With regard to what we need, it always comes down to money. I know I keep talking about the staff. As I mentioned in my statement, I don't take a paycheque. My husband and I founded this organization, and neither of us takes a paycheque. I work about 60 hours a week without a paycheque. I'm not saying that because I want a paycheque, because I don't, but if something were to happen to me, and the organization needed to hire an executive director, where would that money come from? People don't like to think of their money going towards administrative things, but we have to have them.
I will allow the witnesses to leave now. I want to thank them all for attending and helping us with this study. As has been said many times over the last two hours, it is vitally important that we make sure these cornerstone organizations across the country continue not just to survive but thrive.
Thank you for helping us in that regard. Thank you very much, folks.
For members of the committee, I'll get you to hold on for a few minutes here and we'll give you a quick update on the timing of these meetings.
We are still public, so just keep that in mind.
We had a conversation at the end of the last meeting about our ability to go longer and getting as much time as possible for these witnesses. I had the opportunity to chat with a number of parties to find out the story about whether or not we can extend these meetings if we're interrupted by votes, as we were today.
All committee dates are not created equal is what I've discovered.

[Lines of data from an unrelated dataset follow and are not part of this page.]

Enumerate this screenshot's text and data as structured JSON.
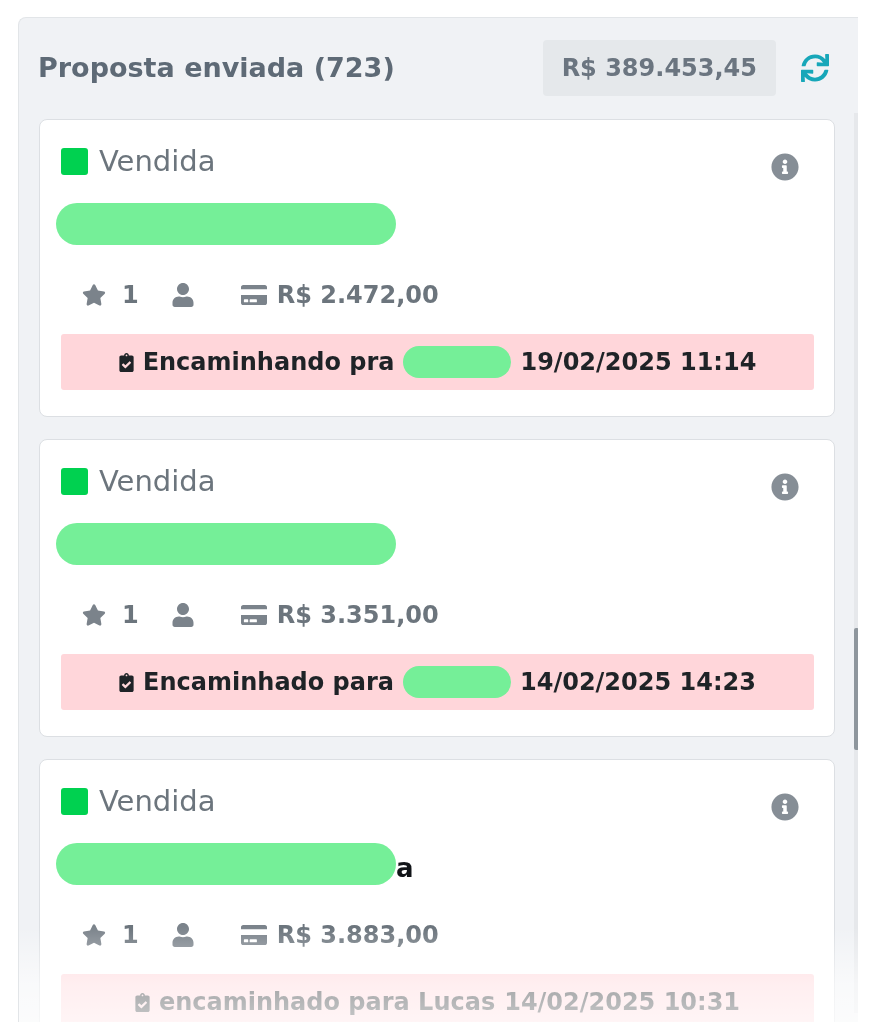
{
  "column": {
    "title": "Proposta enviada (723)",
    "total": "R$ 389.453,45"
  },
  "cards": [
    {
      "status": {
        "label": "Vendida",
        "color": "#00d150"
      },
      "name": {
        "redacted": true
      },
      "count": "1",
      "amount": "R$ 2.472,00",
      "forward": {
        "text": "Encaminhando pra",
        "recipient_redacted": true,
        "date": "19/02/2025 11:14"
      }
    },
    {
      "status": {
        "label": "Vendida",
        "color": "#00d150"
      },
      "name": {
        "redacted": true
      },
      "count": "1",
      "amount": "R$ 3.351,00",
      "forward": {
        "text": "Encaminhado para",
        "recipient_redacted": true,
        "date": "14/02/2025 14:23"
      }
    },
    {
      "status": {
        "label": "Vendida",
        "color": "#00d150"
      },
      "name": {
        "redacted": true,
        "visible_text": "a"
      },
      "count": "1",
      "amount": "R$ 3.883,00",
      "forward": {
        "text": "encaminhado para Lucas",
        "recipient_redacted": false,
        "date": "14/02/2025 10:31"
      }
    }
  ]
}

Basically, the bottom line is that on Mondays, we have a hard stop at 5:30. The reason is that we have a meeting after us at 6:30, and the folks need to get in to clean the room an hour before the meeting comes in. For example, today we have a justice committee meeting at 6:30, in the same room that you're in, Mr. Brassard, so the technicians and all of the clerk staff need to get in. They will be new people who will be switching out, so they have to clean the space in order to do that.
On Wednesdays, we have a little more wiggle room. For example, if we don't get the meeting started until 4:30, we can go to 6:30. It's not ideal, but it is doable. We can capture the whole two hours for our committee, but it is a fairly hard stop at 6:30. We run into some technical issues with regard to timing for interpretation and things such as that.
So on Wednesdays we have a little bit more latitude, and on Mondays we do not. This is par for the course, unfortunately, for this time slot, whether we're involved in a hybrid version of Parliament or not. Those who have been around for a while know that Mondays and Wednesdays are often interrupted by votes.
That is the situation. I wonder if anybody has any questions.
MP Brassard, I believe you had a question.
Thank you, Mr. Chair. I do appreciate your reaching out to me earlier today to discuss this.
I think what we need to do as a committee is perhaps leave it at the discretion of the chair and the clerk in terms of the number of witnesses we're getting in.
If we know, for example, that there are going to be continuous votes on Monday after QP, then we limit, like we did today. We had three today. In some cases, we may have two. Monday would be the option for those days. Secondly, if we are to get into a greater number of witnesses, Wednesday would work better for that if we are able to extend for half an hour in the event that one or more questions from members are desired beyond the 5:30 point, to be fair to the witnesses and to be fair to the members as well.
We have some pretty important work ahead of us, as we discussed last week. Wednesday may be a little more appropriate day to do that. That's my suggestion, Mr. Chair. Unless anybody has any further discussion on it, that will be our position on this.